ASSIGNMENT – Print each line of the material again, keeping everything exact.

• • • • •

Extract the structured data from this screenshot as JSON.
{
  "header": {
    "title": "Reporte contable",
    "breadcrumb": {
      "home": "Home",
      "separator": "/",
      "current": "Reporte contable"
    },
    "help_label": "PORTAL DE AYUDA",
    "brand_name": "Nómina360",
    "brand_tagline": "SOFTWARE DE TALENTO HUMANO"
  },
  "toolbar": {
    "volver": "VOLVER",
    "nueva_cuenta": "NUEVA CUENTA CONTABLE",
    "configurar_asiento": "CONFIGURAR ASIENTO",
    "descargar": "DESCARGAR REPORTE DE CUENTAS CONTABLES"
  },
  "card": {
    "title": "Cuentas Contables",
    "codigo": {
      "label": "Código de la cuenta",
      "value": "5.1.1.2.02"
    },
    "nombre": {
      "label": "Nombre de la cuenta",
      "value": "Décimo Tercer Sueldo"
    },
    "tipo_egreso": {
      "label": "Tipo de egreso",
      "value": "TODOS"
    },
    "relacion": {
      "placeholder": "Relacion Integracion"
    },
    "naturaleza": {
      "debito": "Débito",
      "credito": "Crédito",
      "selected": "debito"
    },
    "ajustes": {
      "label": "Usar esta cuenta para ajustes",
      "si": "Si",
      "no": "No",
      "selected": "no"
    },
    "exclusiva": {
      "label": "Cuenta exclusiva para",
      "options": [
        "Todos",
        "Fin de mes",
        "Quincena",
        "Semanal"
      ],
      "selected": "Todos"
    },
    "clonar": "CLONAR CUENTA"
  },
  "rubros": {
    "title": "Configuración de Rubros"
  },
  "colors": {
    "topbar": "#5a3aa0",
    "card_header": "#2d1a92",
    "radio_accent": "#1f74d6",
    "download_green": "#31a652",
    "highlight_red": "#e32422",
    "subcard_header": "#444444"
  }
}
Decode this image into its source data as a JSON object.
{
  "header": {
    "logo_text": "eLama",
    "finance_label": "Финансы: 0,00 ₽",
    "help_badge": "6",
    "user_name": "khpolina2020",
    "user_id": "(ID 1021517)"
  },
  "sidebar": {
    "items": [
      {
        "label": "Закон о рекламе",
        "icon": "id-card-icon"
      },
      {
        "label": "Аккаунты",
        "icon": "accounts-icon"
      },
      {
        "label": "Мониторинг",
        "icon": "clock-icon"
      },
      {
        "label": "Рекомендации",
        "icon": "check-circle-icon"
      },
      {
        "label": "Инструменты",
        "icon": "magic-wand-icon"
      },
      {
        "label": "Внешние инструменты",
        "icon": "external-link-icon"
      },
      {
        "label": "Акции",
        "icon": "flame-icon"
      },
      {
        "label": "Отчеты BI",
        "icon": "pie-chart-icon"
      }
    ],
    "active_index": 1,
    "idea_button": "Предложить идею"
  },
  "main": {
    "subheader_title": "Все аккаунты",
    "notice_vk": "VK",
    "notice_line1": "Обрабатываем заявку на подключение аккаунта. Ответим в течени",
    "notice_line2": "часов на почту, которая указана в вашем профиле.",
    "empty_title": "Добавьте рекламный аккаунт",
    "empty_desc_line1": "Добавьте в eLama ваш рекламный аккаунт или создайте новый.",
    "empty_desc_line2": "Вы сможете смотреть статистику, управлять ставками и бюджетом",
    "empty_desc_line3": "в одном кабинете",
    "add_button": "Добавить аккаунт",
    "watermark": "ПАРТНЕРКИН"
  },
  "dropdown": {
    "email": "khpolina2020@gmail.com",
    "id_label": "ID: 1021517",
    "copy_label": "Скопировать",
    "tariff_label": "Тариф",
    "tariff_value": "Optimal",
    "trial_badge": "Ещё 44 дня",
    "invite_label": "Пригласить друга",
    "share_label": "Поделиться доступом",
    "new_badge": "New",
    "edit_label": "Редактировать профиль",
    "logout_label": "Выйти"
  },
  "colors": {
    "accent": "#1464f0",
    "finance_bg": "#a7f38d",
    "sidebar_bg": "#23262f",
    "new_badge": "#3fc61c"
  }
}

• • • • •

RESPONSE BELOW –
Extract the structured data from this screenshot as JSON.
{
  "header": {
    "title": "Reporte contable",
    "breadcrumb": {
      "home": "Home",
      "separator": "/",
      "current": "Reporte contable"
    },
    "help_label": "PORTAL DE AYUDA",
    "brand_name": "Nómina360",
    "brand_tagline": "SOFTWARE DE TALENTO HUMANO"
  },
  "toolbar": {
    "volver": "VOLVER",
    "nueva_cuenta": "NUEVA CUENTA CONTABLE",
    "configurar_asiento": "CONFIGURAR ASIENTO",
    "descargar": "DESCARGAR REPORTE DE CUENTAS CONTABLES"
  },
  "card": {
    "title": "Cuentas Contables",
    "codigo": {
      "label": "Código de la cuenta",
      "value": "5.1.1.2.02"
    },
    "nombre": {
      "label": "Nombre de la cuenta",
      "value": "Décimo Tercer Sueldo"
    },
    "tipo_egreso": {
      "label": "Tipo de egreso",
      "value": "TODOS"
    },
    "relacion": {
      "placeholder": "Relacion Integracion"
    },
    "naturaleza": {
      "debito": "Débito",
      "credito": "Crédito",
      "selected": "debito"
    },
    "ajustes": {
      "label": "Usar esta cuenta para ajustes",
      "si": "Si",
      "no": "No",
      "selected": "no"
    },
    "exclusiva": {
      "label": "Cuenta exclusiva para",
      "options": [
        "Todos",
        "Fin de mes",
        "Quincena",
        "Semanal"
      ],
      "selected": "Todos"
    },
    "clonar": "CLONAR CUENTA"
  },
  "rubros": {
    "title": "Configuración de Rubros"
  },
  "colors": {
    "topbar": "#5a3aa0",
    "card_header": "#2d1a92",
    "radio_accent": "#1f74d6",
    "download_green": "#31a652",
    "highlight_red": "#e32422",
    "subcard_header": "#444444"
  }
}
Decode this image into its source data as a JSON object.
{
  "header": {
    "logo_text": "eLama",
    "finance_label": "Финансы: 0,00 ₽",
    "help_badge": "6",
    "user_name": "khpolina2020",
    "user_id": "(ID 1021517)"
  },
  "sidebar": {
    "items": [
      {
        "label": "Закон о рекламе",
        "icon": "id-card-icon"
      },
      {
        "label": "Аккаунты",
        "icon": "accounts-icon"
      },
      {
        "label": "Мониторинг",
        "icon": "clock-icon"
      },
      {
        "label": "Рекомендации",
        "icon": "check-circle-icon"
      },
      {
        "label": "Инструменты",
        "icon": "magic-wand-icon"
      },
      {
        "label": "Внешние инструменты",
        "icon": "external-link-icon"
      },
      {
        "label": "Акции",
        "icon": "flame-icon"
      },
      {
        "label": "Отчеты BI",
        "icon": "pie-chart-icon"
      }
    ],
    "active_index": 1,
    "idea_button": "Предложить идею"
  },
  "main": {
    "subheader_title": "Все аккаунты",
    "notice_vk": "VK",
    "notice_line1": "Обрабатываем заявку на подключение аккаунта. Ответим в течени",
    "notice_line2": "часов на почту, которая указана в вашем профиле.",
    "empty_title": "Добавьте рекламный аккаунт",
    "empty_desc_line1": "Добавьте в eLama ваш рекламный аккаунт или создайте новый.",
    "empty_desc_line2": "Вы сможете смотреть статистику, управлять ставками и бюджетом",
    "empty_desc_line3": "в одном кабинете",
    "add_button": "Добавить аккаунт",
    "watermark": "ПАРТНЕРКИН"
  },
  "dropdown": {
    "email": "khpolina2020@gmail.com",
    "id_label": "ID: 1021517",
    "copy_label": "Скопировать",
    "tariff_label": "Тариф",
    "tariff_value": "Optimal",
    "trial_badge": "Ещё 44 дня",
    "invite_label": "Пригласить друга",
    "share_label": "Поделиться доступом",
    "new_badge": "New",
    "edit_label": "Редактировать профиль",
    "logout_label": "Выйти"
  },
  "colors": {
    "accent": "#1464f0",
    "finance_bg": "#a7f38d",
    "sidebar_bg": "#23262f",
    "new_badge": "#3fc61c"
  }
}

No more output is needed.